6 Therefore, the approach presented here represents a real progress compared to previous methods in the sense that less stringent requirements are needed and the so-

lution to the problem is explicitly provided (instead of required).

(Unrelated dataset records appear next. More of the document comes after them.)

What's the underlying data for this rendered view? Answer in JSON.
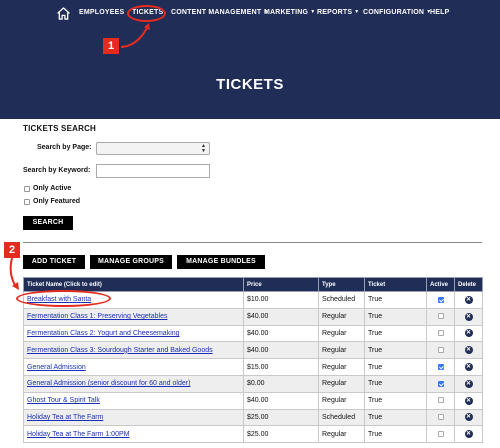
{
  "nav": {
    "home_icon": "home-icon",
    "items": [
      {
        "label": "EMPLOYEES",
        "dropdown": false
      },
      {
        "label": "TICKETS",
        "dropdown": false
      },
      {
        "label": "CONTENT MANAGEMENT",
        "dropdown": true
      },
      {
        "label": "MARKETING",
        "dropdown": true
      },
      {
        "label": "REPORTS",
        "dropdown": true
      },
      {
        "label": "CONFIGURATION",
        "dropdown": true
      },
      {
        "label": "HELP",
        "dropdown": false
      }
    ]
  },
  "page": {
    "title": "TICKETS"
  },
  "annotations": {
    "step1": "1",
    "step2": "2",
    "color": "#e32c1f"
  },
  "search": {
    "title": "TICKETS SEARCH",
    "by_page_label": "Search by Page:",
    "by_page_value": "",
    "by_keyword_label": "Search by Keyword:",
    "keyword_value": "",
    "only_active_label": "Only Active",
    "only_featured_label": "Only Featured",
    "search_button": "SEARCH"
  },
  "actions": {
    "add_ticket": "ADD TICKET",
    "manage_groups": "MANAGE GROUPS",
    "manage_bundles": "MANAGE BUNDLES"
  },
  "table": {
    "headers": {
      "name": "Ticket Name (Click to edit)",
      "price": "Price",
      "type": "Type",
      "ticket": "Ticket",
      "active": "Active",
      "delete": "Delete"
    },
    "rows": [
      {
        "name": "Breakfast with Santa",
        "price": "$10.00",
        "type": "Scheduled",
        "ticket": "True",
        "active": true
      },
      {
        "name": "Fermentation Class 1: Preserving Vegetables",
        "price": "$40.00",
        "type": "Regular",
        "ticket": "True",
        "active": false
      },
      {
        "name": "Fermentation Class 2: Yogurt and Cheesemaking",
        "price": "$40.00",
        "type": "Regular",
        "ticket": "True",
        "active": false
      },
      {
        "name": "Fermentation Class 3: Sourdough Starter and Baked Goods",
        "price": "$40.00",
        "type": "Regular",
        "ticket": "True",
        "active": false
      },
      {
        "name": "General Admission",
        "price": "$15.00",
        "type": "Regular",
        "ticket": "True",
        "active": true
      },
      {
        "name": "General Admission (senior discount for 60 and older)",
        "price": "$0.00",
        "type": "Regular",
        "ticket": "True",
        "active": true
      },
      {
        "name": "Ghost Tour & Spirit Talk",
        "price": "$40.00",
        "type": "Regular",
        "ticket": "True",
        "active": false
      },
      {
        "name": "Holiday Tea at The Farm",
        "price": "$25.00",
        "type": "Scheduled",
        "ticket": "True",
        "active": false
      },
      {
        "name": "Holiday Tea at The Farm 1:00PM",
        "price": "$25.00",
        "type": "Regular",
        "ticket": "True",
        "active": false
      }
    ]
  }
}
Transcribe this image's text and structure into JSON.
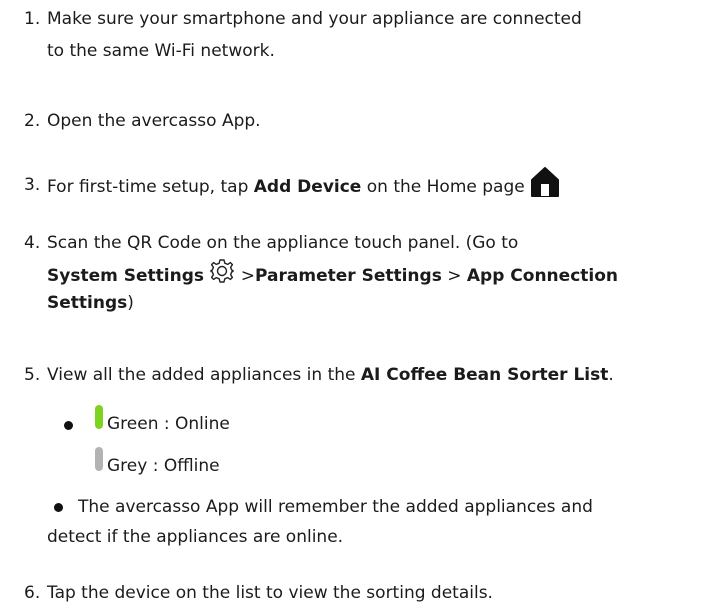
{
  "steps": [
    {
      "num": "1.",
      "l1": "Make sure your smartphone and your appliance are connected",
      "l2": "to the same Wi-Fi network."
    },
    {
      "num": "2.",
      "text": "Open the avercasso App."
    },
    {
      "num": "3.",
      "pre": "For first-time setup, tap ",
      "bold": "Add Device",
      "post": " on the Home page"
    },
    {
      "num": "4.",
      "l1": "Scan the QR Code on the appliance touch panel. (Go to",
      "sys": "System Settings",
      "gt1": " >",
      "param": "Parameter Settings",
      "gt2": " > ",
      "app": "App Connection",
      "settings": "Settings",
      "close": ")"
    },
    {
      "num": "5.",
      "pre": "View all the added appliances in the ",
      "bold": "AI Coffee Bean Sorter List",
      "post": "."
    },
    {
      "num": "6.",
      "text": "Tap the device on the list to view the sorting details."
    }
  ],
  "status": {
    "green": "Green : Online",
    "grey": "Grey : Offline",
    "green_color": "#7ed321",
    "grey_color": "#b3b3b3"
  },
  "note": {
    "l1": "The avercasso App will remember the added appliances and",
    "l2": "detect if the appliances are online."
  },
  "icons": {
    "home": "home-icon",
    "settings": "gear-icon"
  }
}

[1] Rick Salmon, “Hamiltonian Fluid Mechanics”, Ann. Rev. Fluid Mech. 20, 225-256 (1988) [2] Sergio A. Hojman, “The construction of a Poisson structure out of a symmetry and a conservation law of a dynamical system”, J. Phys. A: Math. Gen. 29, 667-674 (1996) [3] Sergio A. Hojman, “Non–Noetherian Symmetries”, AIP Conference Proceedings, Latin American School of Physics XXX ELAF, Group Theory and Applications, 365, 117-136 (1996) [4] J. Liouville, “Note sur l’int´egration des ´equations diff´erentielles de la Dynamique”, Journal de Math´ematiques Pures et Appliqu´ees XX, 137-138 (1855) [5] E. T. Whittaker, “A Treatise on the Analytical Dynamics of Particles and Rigid Bodies”, Second Edition, Cambridge University Press, 323-325 (1917) [6] Herbert Goldstein, “Classical Mechanics”, Addison– Wesley, Reading (1980) [7] G. Darboux, “Le¸cons sur la Th´eorie G´en´erale des Surfaces”, Troisi`eme Partie, (Gauthier Villars, Paris), 53-58 (1894).

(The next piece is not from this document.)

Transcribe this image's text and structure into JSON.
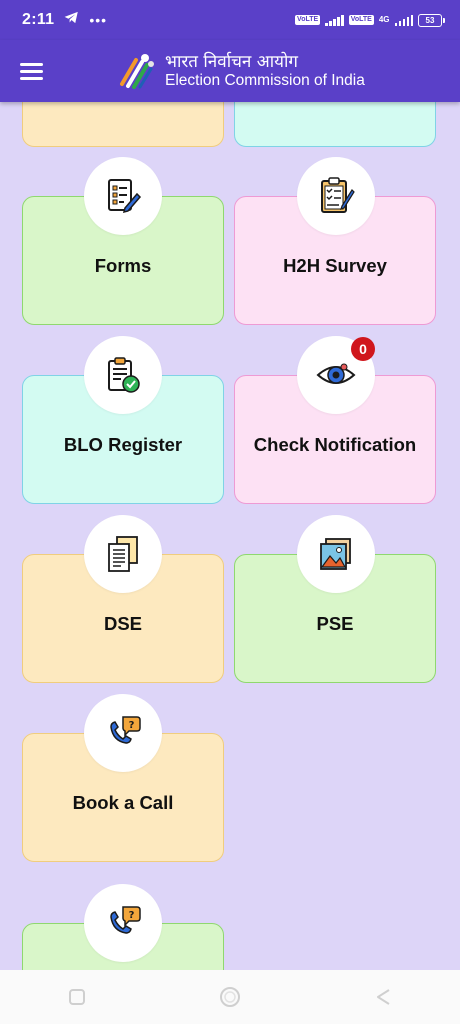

[8] D. F. Currie and E. J. Saletan, “q-equivalent particle Hamiltonians. I. The classical one-dimensional case” J. Math. Phys. 7, 967-974 (1966). [9] Sergio A. Hojman and Hugh Harleston, “Equivalent Lagrangians: multidimensional case”, J. Math. Phys. 22, 1414-1419 (1981). [10] S. Hojman and L. F. Urrutia, “On the Inverse Problem of the Calculus of Variations” J. Math. Phys. 22, 1896-1903 (1981). [11] G. W. Parker, “Projectile motion with air resistance quadratic in the speed”Am. J. of Phys. 45, 606-610 (1977). [12] Jos´e F. Cari˜ nena, Partha Guha, Manuel F. Ra˜ nada, “Quasi-Hamiltonian structure and Hojman construction”, J. Math. Anal. Appl. 332, 975-988 (2007) [13] Jos´e F. Cari˜ nena, Partha Guha, Manuel F. Ra˜ nada, “Quasi-Hamiltonian structure and Hojman construction II: Nambu Mechanics and Nambu-Poisson structures”, Preprint 89/2007, Max–Planck–Institut f¨ ur Mathematik in den Naturwissenschaften (2007)